◆ **Task item**
Copy the listing exactly, please, and keep every picture out of it.

START Data records

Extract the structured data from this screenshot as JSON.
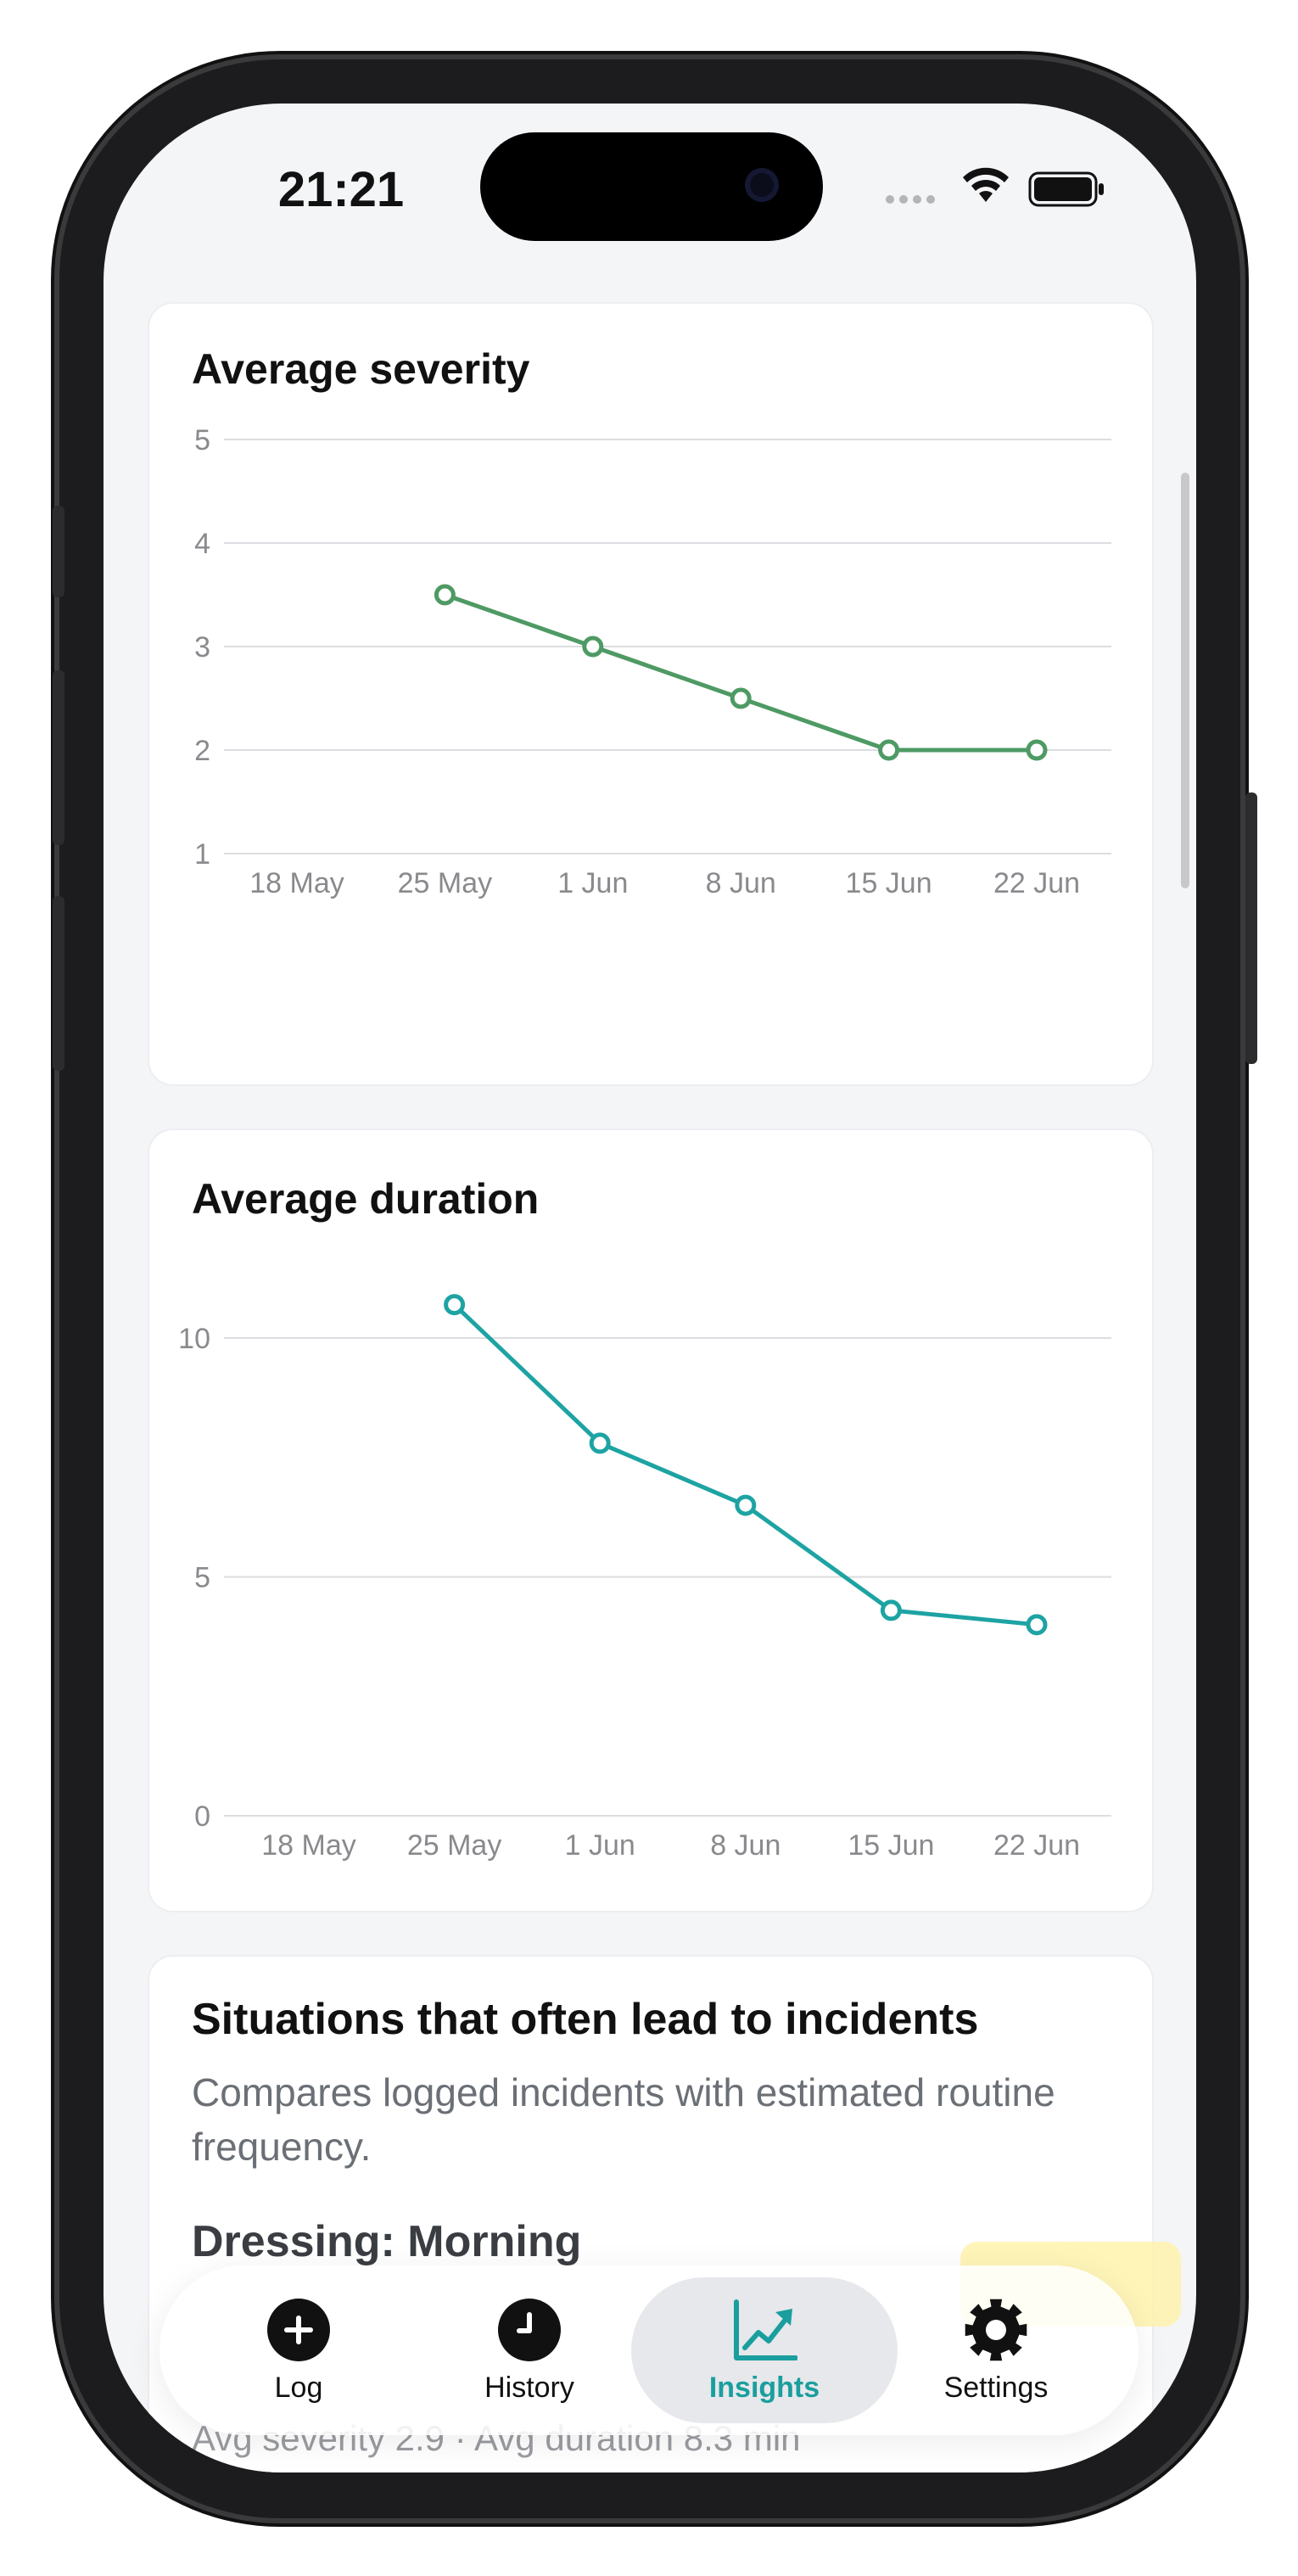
{
  "status_bar": {
    "time": "21:21"
  },
  "severity_card": {
    "title": "Average severity",
    "chart_data": {
      "type": "line",
      "title": "Average severity",
      "x": [
        "18 May",
        "25 May",
        "1 Jun",
        "8 Jun",
        "15 Jun",
        "22 Jun"
      ],
      "series": [
        {
          "values": [
            null,
            3.5,
            3.0,
            2.5,
            2.0,
            2.0
          ]
        }
      ],
      "ylim": [
        1,
        5
      ],
      "yticks": [
        1,
        2,
        3,
        4,
        5
      ],
      "grid": true,
      "color": "#4e9a64"
    }
  },
  "duration_card": {
    "title": "Average duration",
    "chart_data": {
      "type": "line",
      "title": "Average duration",
      "x": [
        "18 May",
        "25 May",
        "1 Jun",
        "8 Jun",
        "15 Jun",
        "22 Jun"
      ],
      "series": [
        {
          "values": [
            null,
            10.7,
            7.8,
            6.5,
            4.3,
            4.0
          ]
        }
      ],
      "ylim": [
        0,
        10.8
      ],
      "yticks": [
        0,
        5,
        10
      ],
      "grid": true,
      "color": "#1ea3a3"
    }
  },
  "situations_card": {
    "title": "Situations that often lead to incidents",
    "subtitle": "Compares logged incidents with estimated routine frequency.",
    "section_title": "Dressing: Morning",
    "stats_line": "Avg severity 2.9 · Avg duration 8.3 min"
  },
  "tabbar": {
    "tabs": [
      {
        "label": "Log",
        "icon": "plus-circle-icon"
      },
      {
        "label": "History",
        "icon": "clock-icon"
      },
      {
        "label": "Insights",
        "icon": "chart-trend-icon",
        "active": true
      },
      {
        "label": "Settings",
        "icon": "gear-icon"
      }
    ],
    "accent_color": "#1a9e9e"
  }
}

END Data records

◆ **Final answer**
Extract the structured data from this screenshot as JSON.
{
  "status_bar": {
    "time": "21:21"
  },
  "severity_card": {
    "title": "Average severity",
    "chart_data": {
      "type": "line",
      "title": "Average severity",
      "x": [
        "18 May",
        "25 May",
        "1 Jun",
        "8 Jun",
        "15 Jun",
        "22 Jun"
      ],
      "series": [
        {
          "values": [
            null,
            3.5,
            3.0,
            2.5,
            2.0,
            2.0
          ]
        }
      ],
      "ylim": [
        1,
        5
      ],
      "yticks": [
        1,
        2,
        3,
        4,
        5
      ],
      "grid": true,
      "color": "#4e9a64"
    }
  },
  "duration_card": {
    "title": "Average duration",
    "chart_data": {
      "type": "line",
      "title": "Average duration",
      "x": [
        "18 May",
        "25 May",
        "1 Jun",
        "8 Jun",
        "15 Jun",
        "22 Jun"
      ],
      "series": [
        {
          "values": [
            null,
            10.7,
            7.8,
            6.5,
            4.3,
            4.0
          ]
        }
      ],
      "ylim": [
        0,
        10.8
      ],
      "yticks": [
        0,
        5,
        10
      ],
      "grid": true,
      "color": "#1ea3a3"
    }
  },
  "situations_card": {
    "title": "Situations that often lead to incidents",
    "subtitle": "Compares logged incidents with estimated routine frequency.",
    "section_title": "Dressing: Morning",
    "stats_line": "Avg severity 2.9 · Avg duration 8.3 min"
  },
  "tabbar": {
    "tabs": [
      {
        "label": "Log",
        "icon": "plus-circle-icon"
      },
      {
        "label": "History",
        "icon": "clock-icon"
      },
      {
        "label": "Insights",
        "icon": "chart-trend-icon",
        "active": true
      },
      {
        "label": "Settings",
        "icon": "gear-icon"
      }
    ],
    "accent_color": "#1a9e9e"
  }
}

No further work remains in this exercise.